Looks like (now berringer owned) Klark Technic has produced an 1176 clone. Priced $600 its in line with other mass produced clone gear.
IMHO it's insulting to both KT and 1176 that this thing is out. Having not heard it or used it I can't comment on its quality or authenticity. To me it's just a way to grab some kids cash.
The only potential upside of all this cloning would be for prices of the real things to come closer to earth, or for some true innovation with reguard to hardware. Lol neither of which has seem to hit the mainstream yet.
Anyway maybe it's actually cool. Who knows.
kmetal, post: 443360, member: 37533 wrote: The only potential upside of all this cloning would be for prices of the real things to come closer to earth, or for some true innovation with reguard to hardware
Not an invalid point. Some of these boutique pieces are, IMO, overpriced.
kmetal, post: 443360, member: 37533 wrote: Having not heard it or used it I can't comment on its quality or authenticity.
We'll just have to wait and see...
I heard the warmaudio version wasn't that bad.. maybe this one will be the same.. who knows ? .. Let's wait for the real world tests ;)
WarmAudio generally uses Cinemag XFO's in their stuff... this one from KT is using Midas XFO's. Midas pre's (XFO's) used to be very good-sounding, and they may still be - I don't know anything about Midas since they were picked up by Behringer last year.

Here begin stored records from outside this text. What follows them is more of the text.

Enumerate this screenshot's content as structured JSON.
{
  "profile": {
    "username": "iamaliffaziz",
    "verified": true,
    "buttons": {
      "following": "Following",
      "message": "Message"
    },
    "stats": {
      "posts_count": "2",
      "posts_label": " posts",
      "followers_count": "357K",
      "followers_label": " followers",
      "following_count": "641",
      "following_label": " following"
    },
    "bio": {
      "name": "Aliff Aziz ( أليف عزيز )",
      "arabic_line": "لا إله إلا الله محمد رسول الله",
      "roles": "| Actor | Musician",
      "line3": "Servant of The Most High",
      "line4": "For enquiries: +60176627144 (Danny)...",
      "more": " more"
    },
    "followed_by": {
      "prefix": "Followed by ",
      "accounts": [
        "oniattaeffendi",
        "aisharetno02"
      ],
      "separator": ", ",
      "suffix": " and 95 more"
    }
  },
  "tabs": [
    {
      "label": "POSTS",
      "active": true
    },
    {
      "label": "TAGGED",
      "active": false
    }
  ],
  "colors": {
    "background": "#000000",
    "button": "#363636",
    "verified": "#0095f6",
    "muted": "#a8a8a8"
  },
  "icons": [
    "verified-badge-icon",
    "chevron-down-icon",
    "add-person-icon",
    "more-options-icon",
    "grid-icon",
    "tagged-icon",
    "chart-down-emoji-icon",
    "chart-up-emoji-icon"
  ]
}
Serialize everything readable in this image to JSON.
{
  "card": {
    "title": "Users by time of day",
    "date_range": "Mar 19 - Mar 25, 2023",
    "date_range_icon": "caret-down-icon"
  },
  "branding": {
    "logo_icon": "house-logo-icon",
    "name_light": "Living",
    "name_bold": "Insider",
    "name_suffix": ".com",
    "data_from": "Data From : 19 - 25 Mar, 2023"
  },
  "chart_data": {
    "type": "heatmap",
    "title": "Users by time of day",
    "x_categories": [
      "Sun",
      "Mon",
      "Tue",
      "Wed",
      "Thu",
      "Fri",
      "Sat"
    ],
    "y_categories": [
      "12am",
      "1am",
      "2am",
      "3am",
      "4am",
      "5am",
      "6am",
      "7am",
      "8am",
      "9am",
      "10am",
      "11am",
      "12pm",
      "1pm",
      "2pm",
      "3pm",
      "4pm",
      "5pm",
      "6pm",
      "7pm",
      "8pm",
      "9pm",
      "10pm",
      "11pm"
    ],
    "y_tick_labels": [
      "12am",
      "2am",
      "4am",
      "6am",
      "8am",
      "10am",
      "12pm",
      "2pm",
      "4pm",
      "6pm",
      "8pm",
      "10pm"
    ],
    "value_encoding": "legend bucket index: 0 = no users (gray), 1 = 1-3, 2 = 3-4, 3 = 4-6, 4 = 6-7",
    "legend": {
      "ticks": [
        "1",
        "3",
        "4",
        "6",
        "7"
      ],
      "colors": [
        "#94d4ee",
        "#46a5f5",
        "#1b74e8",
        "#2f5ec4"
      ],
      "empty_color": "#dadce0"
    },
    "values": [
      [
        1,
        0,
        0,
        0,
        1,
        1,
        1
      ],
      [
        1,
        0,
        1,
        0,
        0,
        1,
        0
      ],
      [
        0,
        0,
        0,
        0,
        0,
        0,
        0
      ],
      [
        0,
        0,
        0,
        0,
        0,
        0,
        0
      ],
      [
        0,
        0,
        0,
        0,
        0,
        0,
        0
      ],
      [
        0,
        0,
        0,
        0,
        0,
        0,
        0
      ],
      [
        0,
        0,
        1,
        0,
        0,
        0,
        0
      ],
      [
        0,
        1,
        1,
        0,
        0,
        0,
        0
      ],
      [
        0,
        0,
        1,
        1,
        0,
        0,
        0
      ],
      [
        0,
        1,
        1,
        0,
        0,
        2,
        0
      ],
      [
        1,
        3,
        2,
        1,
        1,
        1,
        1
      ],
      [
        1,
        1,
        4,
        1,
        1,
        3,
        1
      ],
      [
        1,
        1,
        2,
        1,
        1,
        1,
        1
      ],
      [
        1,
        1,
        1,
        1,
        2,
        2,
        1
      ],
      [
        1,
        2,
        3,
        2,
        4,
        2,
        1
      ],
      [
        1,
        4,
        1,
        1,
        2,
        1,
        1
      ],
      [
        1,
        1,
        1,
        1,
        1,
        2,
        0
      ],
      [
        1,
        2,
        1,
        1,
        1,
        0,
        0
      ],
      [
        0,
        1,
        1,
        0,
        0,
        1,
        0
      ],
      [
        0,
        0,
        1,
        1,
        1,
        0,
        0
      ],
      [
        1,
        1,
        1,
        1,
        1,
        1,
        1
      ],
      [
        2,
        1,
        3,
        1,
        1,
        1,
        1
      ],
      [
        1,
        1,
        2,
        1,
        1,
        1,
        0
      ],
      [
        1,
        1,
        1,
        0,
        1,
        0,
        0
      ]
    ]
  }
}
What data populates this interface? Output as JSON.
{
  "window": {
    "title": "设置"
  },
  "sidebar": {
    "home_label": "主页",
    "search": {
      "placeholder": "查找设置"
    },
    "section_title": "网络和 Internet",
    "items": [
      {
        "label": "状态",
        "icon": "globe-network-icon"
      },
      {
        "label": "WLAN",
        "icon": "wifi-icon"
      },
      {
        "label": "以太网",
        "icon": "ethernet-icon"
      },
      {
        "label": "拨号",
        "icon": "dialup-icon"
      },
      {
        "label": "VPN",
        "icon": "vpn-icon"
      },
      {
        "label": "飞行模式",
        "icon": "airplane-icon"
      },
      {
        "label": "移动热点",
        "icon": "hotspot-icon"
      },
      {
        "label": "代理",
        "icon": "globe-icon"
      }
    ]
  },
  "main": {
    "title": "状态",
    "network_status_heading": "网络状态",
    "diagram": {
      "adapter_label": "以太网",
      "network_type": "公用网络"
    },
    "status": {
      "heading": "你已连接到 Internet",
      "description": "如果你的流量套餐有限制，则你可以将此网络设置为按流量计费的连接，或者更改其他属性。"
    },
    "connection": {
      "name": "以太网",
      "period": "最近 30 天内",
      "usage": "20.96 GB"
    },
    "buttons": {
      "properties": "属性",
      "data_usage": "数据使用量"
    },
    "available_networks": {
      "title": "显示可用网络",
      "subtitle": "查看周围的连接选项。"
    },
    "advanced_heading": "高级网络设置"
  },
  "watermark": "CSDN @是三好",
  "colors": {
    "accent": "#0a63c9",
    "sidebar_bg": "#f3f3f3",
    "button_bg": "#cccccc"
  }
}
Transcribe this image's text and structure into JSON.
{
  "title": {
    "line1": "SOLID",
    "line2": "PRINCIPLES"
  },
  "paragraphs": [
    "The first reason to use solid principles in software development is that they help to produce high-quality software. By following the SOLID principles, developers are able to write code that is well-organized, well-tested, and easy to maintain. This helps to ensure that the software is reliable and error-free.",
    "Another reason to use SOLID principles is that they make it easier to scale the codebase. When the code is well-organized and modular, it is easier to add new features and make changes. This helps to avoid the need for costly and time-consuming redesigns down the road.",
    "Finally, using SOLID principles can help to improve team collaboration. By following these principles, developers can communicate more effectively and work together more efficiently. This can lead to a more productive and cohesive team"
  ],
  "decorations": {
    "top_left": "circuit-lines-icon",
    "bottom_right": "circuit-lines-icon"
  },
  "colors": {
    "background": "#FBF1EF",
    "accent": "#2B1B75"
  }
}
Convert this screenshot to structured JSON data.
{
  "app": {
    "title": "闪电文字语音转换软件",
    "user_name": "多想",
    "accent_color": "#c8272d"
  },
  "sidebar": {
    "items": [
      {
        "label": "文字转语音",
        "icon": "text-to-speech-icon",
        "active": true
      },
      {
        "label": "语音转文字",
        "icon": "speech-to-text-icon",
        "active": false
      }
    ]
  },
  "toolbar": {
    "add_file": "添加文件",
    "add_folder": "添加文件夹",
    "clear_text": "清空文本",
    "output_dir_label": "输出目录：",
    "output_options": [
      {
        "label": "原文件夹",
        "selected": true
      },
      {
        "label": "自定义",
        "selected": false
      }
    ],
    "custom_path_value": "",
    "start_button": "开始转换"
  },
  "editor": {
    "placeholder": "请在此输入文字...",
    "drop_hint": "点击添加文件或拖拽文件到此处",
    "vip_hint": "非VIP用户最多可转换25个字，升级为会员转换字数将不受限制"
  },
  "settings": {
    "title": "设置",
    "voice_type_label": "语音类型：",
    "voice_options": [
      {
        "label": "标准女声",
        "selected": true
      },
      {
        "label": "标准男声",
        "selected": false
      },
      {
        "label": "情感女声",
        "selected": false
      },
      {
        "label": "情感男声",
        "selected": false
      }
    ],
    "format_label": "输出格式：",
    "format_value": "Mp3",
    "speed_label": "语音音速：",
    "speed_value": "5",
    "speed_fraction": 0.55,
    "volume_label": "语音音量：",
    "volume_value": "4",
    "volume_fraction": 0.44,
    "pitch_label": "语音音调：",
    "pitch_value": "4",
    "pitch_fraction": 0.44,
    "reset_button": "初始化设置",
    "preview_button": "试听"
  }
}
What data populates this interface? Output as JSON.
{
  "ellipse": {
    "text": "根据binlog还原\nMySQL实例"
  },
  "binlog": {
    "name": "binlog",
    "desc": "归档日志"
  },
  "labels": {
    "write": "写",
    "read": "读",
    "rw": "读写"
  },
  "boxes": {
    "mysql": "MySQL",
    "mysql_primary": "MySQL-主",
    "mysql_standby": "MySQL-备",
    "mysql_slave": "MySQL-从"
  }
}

I would assume that some corners were cut along the way in order to get it down to the price range that the KT is in; but whether or not those cut corners will be obvious sonically or not, will remain to be seen ( heard) until someone actually tries one out; preferably someone who has experience with a real 1176.
edit: then again, I've worked with real 1176's that didn't sound the same as others. I recall working at a studio in L.A. once many years ago, where there were three 1176's in a rack - two black-faced models, and one blue-stripe model, and one of the black faces sounded more like the blue stripe than it did to the other black face... so go figure... ;)
Maybe relevant, maybe not…. I have several old (pre-Behr##ger) Klark graphic and parametric EQs , and I bought one of the purple, Square One Graphics to evaluate. The SQ1EQ is significantly less expensive ($399), as it should be, and there's a night and day difference between it and the DN series Klarks. Is it good enough to handle monitors for a rock band? Yep. Would it be better than a low-end 2-series dbx 231 ($149), or similar? Probably, yes on all counts. But I'm not sure it would do very well in a shootout with one of my better dbx 20-series, or even 10-series EQs, like a 2231 ($529), or 1231 ($359). And like I said, sonically speaking, it's nowhere near the same league as the real Klarks, or my BSS Opal series.
So I guess the moral of the story here is, you're probably going to get your money's worth. The technology for 1176s, and graphic EQs has been around for decades. It's hard to believe a piece of equipment that has been on the "desirable" list, can suddenly be made without compromising audio-quality / build-quality at a fraction of the cost.
There's a klark graphic on the ureis at the big studio and i found it extremely transparent. I do wish the industry would decide on which pin should be hot on a balanced connection. I wonder what they chose to do w the 1176 clone.